Flounder; Spanish: lenguado tres ojos.
The bay flounder has an olive-brown background and has three distinctive oval spots that form a triangle on the eye side. One spot is above the lateral line, one below and one in the middle. In larger fish, these spots can become indistinct. There are numerous white spots scattered across the body and fins (albigutta means "white-spotted"), and the caudal fin is wedge-shaped with a tip in the middle. This species has 53 to 63 anal rays, which is less than the southern flounder (63-73). Like other flatfish, bay flounder can change color dramatically to match the bottom.
Bay flounder is usually found in the same range as the southern flounder. It is common from Cape Lookout, North Carolina, to Corpus Christi, Texas, including southern Florida and the Bahamas.
Gulf flounder inhabit sand, coral rubble, and seagrass areas near shore. They often range into tidal reefs and are occasionally found around nearshore rocky reefs. They commonly favor depths of up to 60 feet.
The average fish weighs less than 2 pounds, their length is 6 to 10 inches. It can grow up to 15 inches. It lives at least 3 years. The world record holder of all tackle is a 5 pound fish caught in Florida.
Life history and Behavior
The spawning period is in winter.
Food and feeding habits
The gulf flounder feeds on crustaceans and minnows, fish.
|Conservation status||Least Concern|
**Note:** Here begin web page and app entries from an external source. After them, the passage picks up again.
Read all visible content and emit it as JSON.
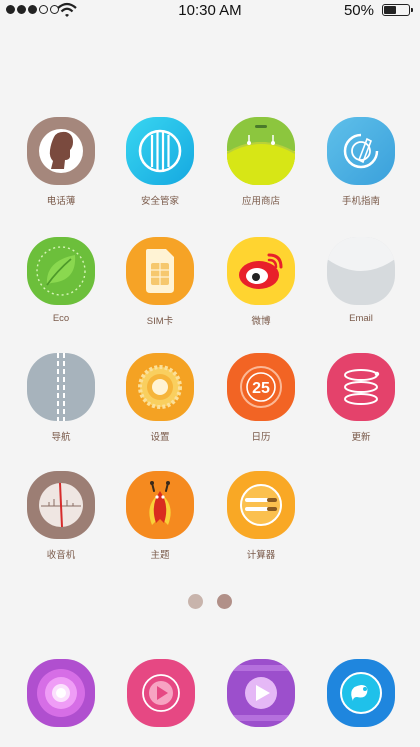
{
  "status_bar": {
    "time": "10:30 AM",
    "battery_percent": "50%",
    "battery_level": 0.5,
    "signal_bars_filled": 3,
    "signal_bars_total": 5
  },
  "apps": [
    {
      "label": "电话薄",
      "icon": "contacts-icon"
    },
    {
      "label": "安全管家",
      "icon": "security-icon"
    },
    {
      "label": "应用商店",
      "icon": "app-store-icon"
    },
    {
      "label": "手机指南",
      "icon": "phone-guide-icon"
    },
    {
      "label": "Eco",
      "icon": "eco-leaf-icon"
    },
    {
      "label": "SIM卡",
      "icon": "sim-card-icon"
    },
    {
      "label": "微博",
      "icon": "weibo-icon"
    },
    {
      "label": "Email",
      "icon": "email-icon"
    },
    {
      "label": "导航",
      "icon": "navigation-icon"
    },
    {
      "label": "设置",
      "icon": "settings-icon"
    },
    {
      "label": "日历",
      "icon": "calendar-icon",
      "badge": "25"
    },
    {
      "label": "更新",
      "icon": "update-icon"
    },
    {
      "label": "收音机",
      "icon": "radio-icon"
    },
    {
      "label": "主题",
      "icon": "theme-icon"
    },
    {
      "label": "计算器",
      "icon": "calculator-icon"
    }
  ],
  "page_indicator": {
    "pages": 2,
    "current": 2
  },
  "dock": [
    {
      "icon": "camera-icon"
    },
    {
      "icon": "music-player-icon"
    },
    {
      "icon": "video-player-icon"
    },
    {
      "icon": "browser-icon"
    }
  ],
  "colors": {
    "background": "#f4f4f4",
    "label": "#7a5a4a"
  }
}
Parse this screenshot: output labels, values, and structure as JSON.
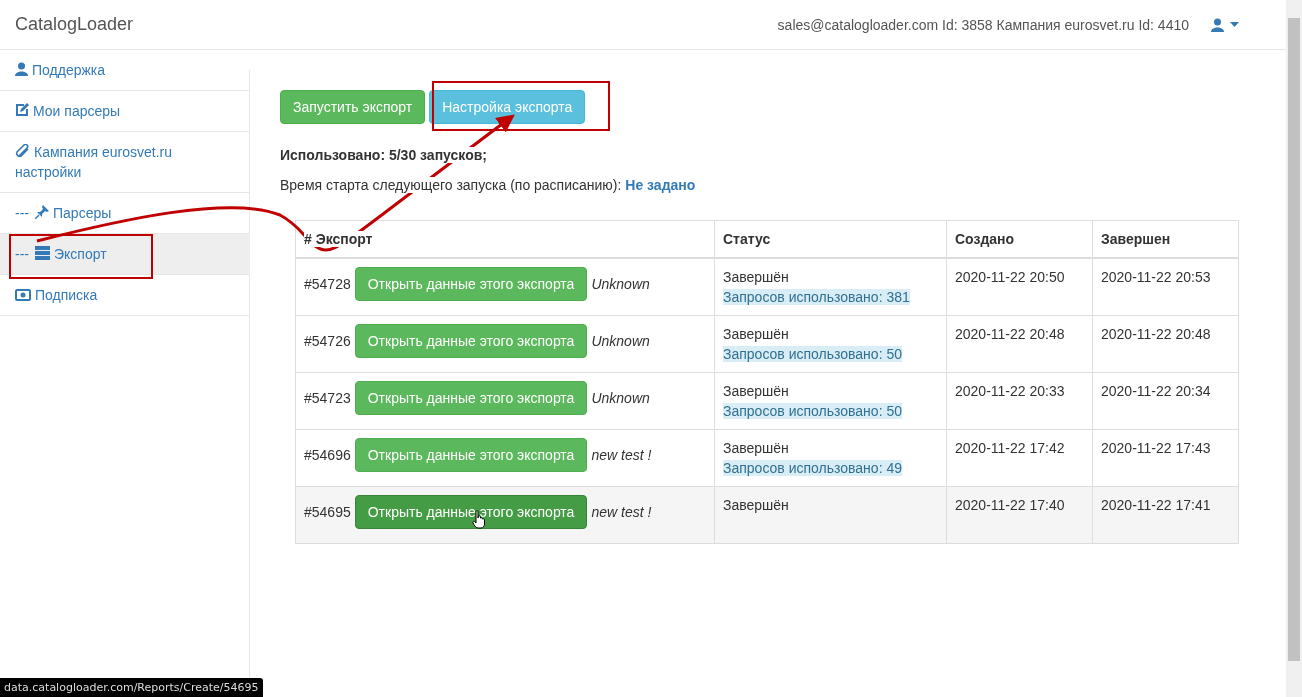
{
  "navbar": {
    "brand": "CatalogLoader",
    "account": "sales@catalogloader.com Id: 3858 Кампания eurosvet.ru Id: 4410"
  },
  "sidebar": {
    "items": [
      {
        "label": "Поддержка",
        "selected": false
      },
      {
        "label": "Мои парсеры",
        "selected": false
      },
      {
        "label": "Кампания eurosvet.ru настройки",
        "selected": false
      },
      {
        "label": "Парсеры",
        "prefix": "---",
        "selected": false
      },
      {
        "label": "Экспорт",
        "prefix": "---",
        "selected": true
      },
      {
        "label": "Подписка",
        "selected": false
      }
    ]
  },
  "actions": [
    {
      "label": "Запустить экспорт",
      "kind": "success"
    },
    {
      "label": "Настройка экспорта",
      "kind": "info"
    }
  ],
  "usage": "Использовано: 5/30 запусков;",
  "schedule": {
    "label": "Время старта следующего запуска (по расписанию):",
    "value": "Не задано"
  },
  "table": {
    "columns": [
      "# Экспорт",
      "Статус",
      "Создано",
      "Завершен"
    ],
    "rows": [
      {
        "id": "#54728",
        "button": "Открыть данные этого экспорта",
        "name": "Unknown",
        "status": "Завершён",
        "requests": "Запросов использовано: 381",
        "created": "2020-11-22 20:50",
        "finished": "2020-11-22 20:53",
        "hovered": false
      },
      {
        "id": "#54726",
        "button": "Открыть данные этого экспорта",
        "name": "Unknown",
        "status": "Завершён",
        "requests": "Запросов использовано: 50",
        "created": "2020-11-22 20:48",
        "finished": "2020-11-22 20:48",
        "hovered": false
      },
      {
        "id": "#54723",
        "button": "Открыть данные этого экспорта",
        "name": "Unknown",
        "status": "Завершён",
        "requests": "Запросов использовано: 50",
        "created": "2020-11-22 20:33",
        "finished": "2020-11-22 20:34",
        "hovered": false
      },
      {
        "id": "#54696",
        "button": "Открыть данные этого экспорта",
        "name": "new test !",
        "status": "Завершён",
        "requests": "Запросов использовано: 49",
        "created": "2020-11-22 17:42",
        "finished": "2020-11-22 17:43",
        "hovered": false
      },
      {
        "id": "#54695",
        "button": "Открыть данные этого экспорта",
        "name": "new test !",
        "status": "Завершён",
        "created": "2020-11-22 17:40",
        "finished": "2020-11-22 17:41",
        "hovered": true
      }
    ]
  },
  "status_url": "data.catalogloader.com/Reports/Create/54695"
}
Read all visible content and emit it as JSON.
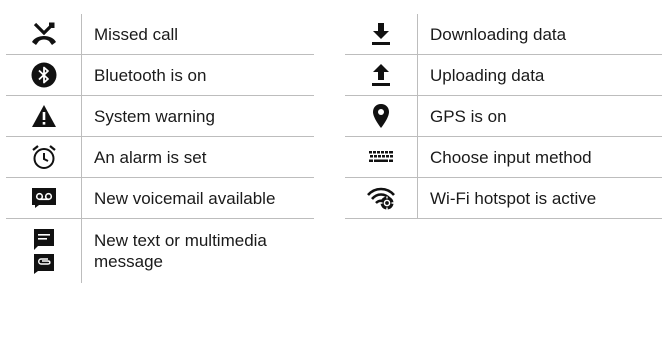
{
  "left_table": [
    {
      "icon": "missed-call-icon",
      "label": "Missed call"
    },
    {
      "icon": "bluetooth-icon",
      "label": "Bluetooth is on"
    },
    {
      "icon": "warning-icon",
      "label": "System warning"
    },
    {
      "icon": "alarm-clock-icon",
      "label": "An alarm is set"
    },
    {
      "icon": "voicemail-icon",
      "label": "New voicemail available"
    },
    {
      "icon": "message-icon",
      "label": "New text or multimedia\nmessage"
    }
  ],
  "right_table": [
    {
      "icon": "download-icon",
      "label": "Downloading data"
    },
    {
      "icon": "upload-icon",
      "label": "Uploading data"
    },
    {
      "icon": "location-pin-icon",
      "label": "GPS is on"
    },
    {
      "icon": "keyboard-icon",
      "label": "Choose input method"
    },
    {
      "icon": "wifi-hotspot-icon",
      "label": "Wi-Fi hotspot is active"
    }
  ]
}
|Life span, years||10|
|Maximum body weight, kg||No information|
|Maximum length, cm||38.1|
|Sailing speed, m/s||No information|
|Threat to people||Edible|
|Way of eating||Bentophage|